|Cooperative Classification||H01J9/185, H01J31/127, H01J9/148|
|European Classification||H01J9/14D, H01J31/12F4D, H01J9/18B|
|Aug 12, 1999||AS||Assignment|
Owner name: INDUSTRIAL TECHNOLOGY RESEARCH INSTITUTE, TAIWAN
Free format text: ASSIGNMENT OF ASSIGNORS INTEREST;ASSIGNORS:WANG, CHI-HUA;PENG, CHAO-CHI;REEL/FRAME:010170/0057
Effective date: 19990804

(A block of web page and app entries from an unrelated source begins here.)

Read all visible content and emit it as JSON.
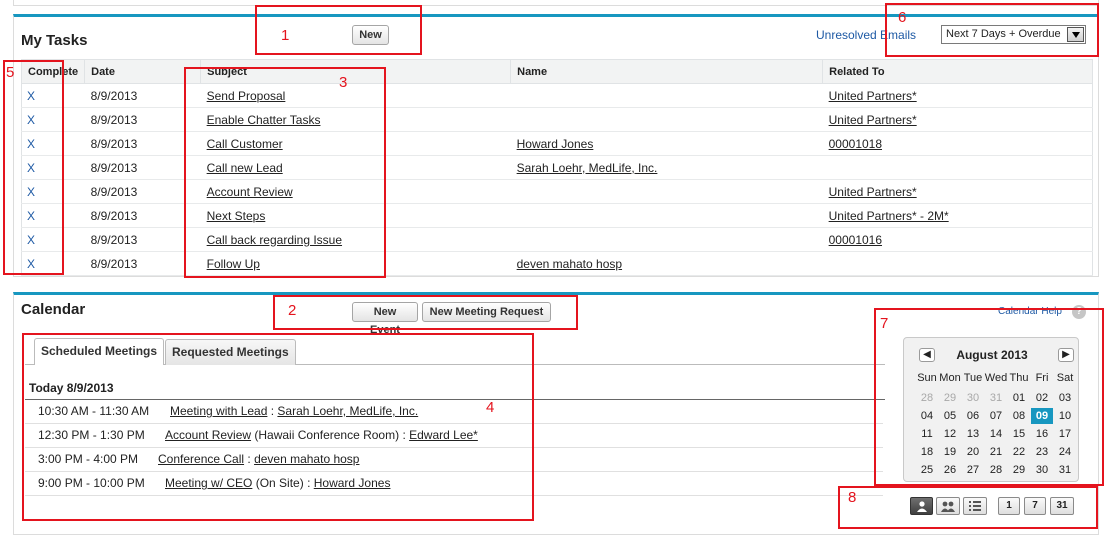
{
  "tasks": {
    "title": "My Tasks",
    "new_button": "New",
    "unresolved_emails": "Unresolved Emails",
    "filter_value": "Next 7 Days + Overdue",
    "columns": [
      "Complete",
      "Date",
      "Subject",
      "Name",
      "Related To"
    ],
    "rows": [
      {
        "complete": "X",
        "date": "8/9/2013",
        "subject": "Send Proposal",
        "name": "",
        "related": "United Partners*"
      },
      {
        "complete": "X",
        "date": "8/9/2013",
        "subject": "Enable Chatter Tasks",
        "name": "",
        "related": "United Partners*"
      },
      {
        "complete": "X",
        "date": "8/9/2013",
        "subject": "Call Customer",
        "name": "Howard Jones",
        "related": "00001018"
      },
      {
        "complete": "X",
        "date": "8/9/2013",
        "subject": "Call new Lead",
        "name": "Sarah Loehr, MedLife, Inc.",
        "related": ""
      },
      {
        "complete": "X",
        "date": "8/9/2013",
        "subject": "Account Review",
        "name": "",
        "related": "United Partners*"
      },
      {
        "complete": "X",
        "date": "8/9/2013",
        "subject": "Next Steps",
        "name": "",
        "related": "United Partners* - 2M*"
      },
      {
        "complete": "X",
        "date": "8/9/2013",
        "subject": "Call back regarding Issue",
        "name": "",
        "related": "00001016"
      },
      {
        "complete": "X",
        "date": "8/9/2013",
        "subject": "Follow Up",
        "name": "deven mahato hosp",
        "related": ""
      }
    ]
  },
  "calendar": {
    "title": "Calendar",
    "new_event_button": "New Event",
    "new_meeting_button": "New Meeting Request",
    "help_link": "Calendar Help",
    "help_icon": "?",
    "tabs": [
      "Scheduled Meetings",
      "Requested Meetings"
    ],
    "day_heading": "Today 8/9/2013",
    "events": [
      {
        "time": "10:30 AM - 11:30 AM",
        "subject": "Meeting with Lead",
        "location": "",
        "sep": " : ",
        "who": "Sarah Loehr, MedLife, Inc."
      },
      {
        "time": "12:30 PM - 1:30 PM",
        "subject": "Account Review",
        "location": " (Hawaii Conference Room)",
        "sep": " : ",
        "who": "Edward Lee*"
      },
      {
        "time": "3:00 PM - 4:00 PM",
        "subject": "Conference Call",
        "location": "",
        "sep": " : ",
        "who": "deven mahato hosp"
      },
      {
        "time": "9:00 PM - 10:00 PM",
        "subject": "Meeting w/ CEO",
        "location": " (On Site)",
        "sep": " : ",
        "who": "Howard Jones"
      }
    ],
    "mini_calendar": {
      "month_label": "August 2013",
      "weekdays": [
        "Sun",
        "Mon",
        "Tue",
        "Wed",
        "Thu",
        "Fri",
        "Sat"
      ],
      "weeks": [
        [
          "28",
          "29",
          "30",
          "31",
          "01",
          "02",
          "03"
        ],
        [
          "04",
          "05",
          "06",
          "07",
          "08",
          "09",
          "10"
        ],
        [
          "11",
          "12",
          "13",
          "14",
          "15",
          "16",
          "17"
        ],
        [
          "18",
          "19",
          "20",
          "21",
          "22",
          "23",
          "24"
        ],
        [
          "25",
          "26",
          "27",
          "28",
          "29",
          "30",
          "31"
        ]
      ],
      "today": "09",
      "today_color": "#1797c0",
      "muted_days": [
        "28",
        "29",
        "30",
        "31"
      ],
      "prev_icon": "chevron-left-icon",
      "next_icon": "chevron-right-icon"
    },
    "view_buttons": {
      "icons": [
        "single-user-icon",
        "multi-user-icon",
        "list-view-icon"
      ],
      "day_label": "1",
      "week_label": "7",
      "month_label": "31"
    }
  },
  "annotations": {
    "color": "#e4141e",
    "numbers": [
      "1",
      "2",
      "3",
      "4",
      "5",
      "6",
      "7",
      "8"
    ]
  }
}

|Sep 26, 2003||FPAY||Fee payment|
Year of fee payment: 4
|Oct 4, 2007||FPAY||Fee payment|
Year of fee payment: 8
|Nov 14, 2011||REMI||Maintenance fee reminder mailed|
|Apr 4, 2012||LAPS||Lapse for failure to pay maintenance fees|
|May 22, 2012||FP||Expired due to failure to pay maintenance fee|
Effective date: 20120404